─── Materials provided ───

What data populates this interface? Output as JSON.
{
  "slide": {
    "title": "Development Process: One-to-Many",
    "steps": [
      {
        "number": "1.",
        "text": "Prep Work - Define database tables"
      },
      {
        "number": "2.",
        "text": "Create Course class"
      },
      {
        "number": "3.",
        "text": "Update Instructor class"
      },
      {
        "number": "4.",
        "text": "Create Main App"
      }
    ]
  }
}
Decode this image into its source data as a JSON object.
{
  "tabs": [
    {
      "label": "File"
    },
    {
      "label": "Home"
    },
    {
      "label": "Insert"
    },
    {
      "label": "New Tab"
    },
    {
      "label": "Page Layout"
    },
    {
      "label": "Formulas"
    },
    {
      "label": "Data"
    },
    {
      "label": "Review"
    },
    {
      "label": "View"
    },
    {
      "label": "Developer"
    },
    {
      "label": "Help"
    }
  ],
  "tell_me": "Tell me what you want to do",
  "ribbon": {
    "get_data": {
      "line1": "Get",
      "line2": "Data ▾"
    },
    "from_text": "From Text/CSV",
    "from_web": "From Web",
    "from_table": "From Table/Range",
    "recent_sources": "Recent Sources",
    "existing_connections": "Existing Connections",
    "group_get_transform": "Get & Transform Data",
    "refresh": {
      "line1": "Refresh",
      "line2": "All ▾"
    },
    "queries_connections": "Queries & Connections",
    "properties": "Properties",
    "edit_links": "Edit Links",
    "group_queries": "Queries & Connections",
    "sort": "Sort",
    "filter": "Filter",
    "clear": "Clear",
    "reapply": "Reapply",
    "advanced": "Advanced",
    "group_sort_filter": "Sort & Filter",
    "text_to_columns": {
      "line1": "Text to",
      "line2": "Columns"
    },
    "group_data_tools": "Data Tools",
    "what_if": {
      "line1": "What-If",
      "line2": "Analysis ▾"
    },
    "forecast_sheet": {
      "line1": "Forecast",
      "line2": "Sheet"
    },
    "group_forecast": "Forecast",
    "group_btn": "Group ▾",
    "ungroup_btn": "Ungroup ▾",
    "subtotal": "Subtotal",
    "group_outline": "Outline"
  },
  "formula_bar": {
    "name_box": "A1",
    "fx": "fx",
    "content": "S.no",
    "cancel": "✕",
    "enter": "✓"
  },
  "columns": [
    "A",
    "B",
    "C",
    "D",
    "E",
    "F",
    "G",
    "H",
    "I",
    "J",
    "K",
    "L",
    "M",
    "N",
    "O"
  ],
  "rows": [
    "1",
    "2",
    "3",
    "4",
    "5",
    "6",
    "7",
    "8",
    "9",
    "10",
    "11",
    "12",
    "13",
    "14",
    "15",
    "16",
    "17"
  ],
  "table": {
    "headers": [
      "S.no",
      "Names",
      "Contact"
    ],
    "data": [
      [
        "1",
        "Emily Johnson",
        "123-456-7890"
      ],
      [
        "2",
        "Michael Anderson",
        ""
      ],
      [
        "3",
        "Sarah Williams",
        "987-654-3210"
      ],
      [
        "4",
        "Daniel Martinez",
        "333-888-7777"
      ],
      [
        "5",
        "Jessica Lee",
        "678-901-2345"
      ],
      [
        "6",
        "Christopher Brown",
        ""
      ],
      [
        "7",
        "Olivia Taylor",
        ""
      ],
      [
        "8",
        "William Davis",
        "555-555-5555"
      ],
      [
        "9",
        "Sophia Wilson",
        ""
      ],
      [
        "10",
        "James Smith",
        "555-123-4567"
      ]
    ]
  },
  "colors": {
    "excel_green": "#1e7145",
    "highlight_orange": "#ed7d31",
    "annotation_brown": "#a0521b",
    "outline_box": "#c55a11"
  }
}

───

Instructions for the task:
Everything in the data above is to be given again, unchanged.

Expected answer:
What data populates this interface? Output as JSON.
{
  "slide": {
    "title": "Development Process: One-to-Many",
    "steps": [
      {
        "number": "1.",
        "text": "Prep Work - Define database tables"
      },
      {
        "number": "2.",
        "text": "Create Course class"
      },
      {
        "number": "3.",
        "text": "Update Instructor class"
      },
      {
        "number": "4.",
        "text": "Create Main App"
      }
    ]
  }
}
Decode this image into its source data as a JSON object.
{
  "tabs": [
    {
      "label": "File"
    },
    {
      "label": "Home"
    },
    {
      "label": "Insert"
    },
    {
      "label": "New Tab"
    },
    {
      "label": "Page Layout"
    },
    {
      "label": "Formulas"
    },
    {
      "label": "Data"
    },
    {
      "label": "Review"
    },
    {
      "label": "View"
    },
    {
      "label": "Developer"
    },
    {
      "label": "Help"
    }
  ],
  "tell_me": "Tell me what you want to do",
  "ribbon": {
    "get_data": {
      "line1": "Get",
      "line2": "Data ▾"
    },
    "from_text": "From Text/CSV",
    "from_web": "From Web",
    "from_table": "From Table/Range",
    "recent_sources": "Recent Sources",
    "existing_connections": "Existing Connections",
    "group_get_transform": "Get & Transform Data",
    "refresh": {
      "line1": "Refresh",
      "line2": "All ▾"
    },
    "queries_connections": "Queries & Connections",
    "properties": "Properties",
    "edit_links": "Edit Links",
    "group_queries": "Queries & Connections",
    "sort": "Sort",
    "filter": "Filter",
    "clear": "Clear",
    "reapply": "Reapply",
    "advanced": "Advanced",
    "group_sort_filter": "Sort & Filter",
    "text_to_columns": {
      "line1": "Text to",
      "line2": "Columns"
    },
    "group_data_tools": "Data Tools",
    "what_if": {
      "line1": "What-If",
      "line2": "Analysis ▾"
    },
    "forecast_sheet": {
      "line1": "Forecast",
      "line2": "Sheet"
    },
    "group_forecast": "Forecast",
    "group_btn": "Group ▾",
    "ungroup_btn": "Ungroup ▾",
    "subtotal": "Subtotal",
    "group_outline": "Outline"
  },
  "formula_bar": {
    "name_box": "A1",
    "fx": "fx",
    "content": "S.no",
    "cancel": "✕",
    "enter": "✓"
  },
  "columns": [
    "A",
    "B",
    "C",
    "D",
    "E",
    "F",
    "G",
    "H",
    "I",
    "J",
    "K",
    "L",
    "M",
    "N",
    "O"
  ],
  "rows": [
    "1",
    "2",
    "3",
    "4",
    "5",
    "6",
    "7",
    "8",
    "9",
    "10",
    "11",
    "12",
    "13",
    "14",
    "15",
    "16",
    "17"
  ],
  "table": {
    "headers": [
      "S.no",
      "Names",
      "Contact"
    ],
    "data": [
      [
        "1",
        "Emily Johnson",
        "123-456-7890"
      ],
      [
        "2",
        "Michael Anderson",
        ""
      ],
      [
        "3",
        "Sarah Williams",
        "987-654-3210"
      ],
      [
        "4",
        "Daniel Martinez",
        "333-888-7777"
      ],
      [
        "5",
        "Jessica Lee",
        "678-901-2345"
      ],
      [
        "6",
        "Christopher Brown",
        ""
      ],
      [
        "7",
        "Olivia Taylor",
        ""
      ],
      [
        "8",
        "William Davis",
        "555-555-5555"
      ],
      [
        "9",
        "Sophia Wilson",
        ""
      ],
      [
        "10",
        "James Smith",
        "555-123-4567"
      ]
    ]
  },
  "colors": {
    "excel_green": "#1e7145",
    "highlight_orange": "#ed7d31",
    "annotation_brown": "#a0521b",
    "outline_box": "#c55a11"
  }
}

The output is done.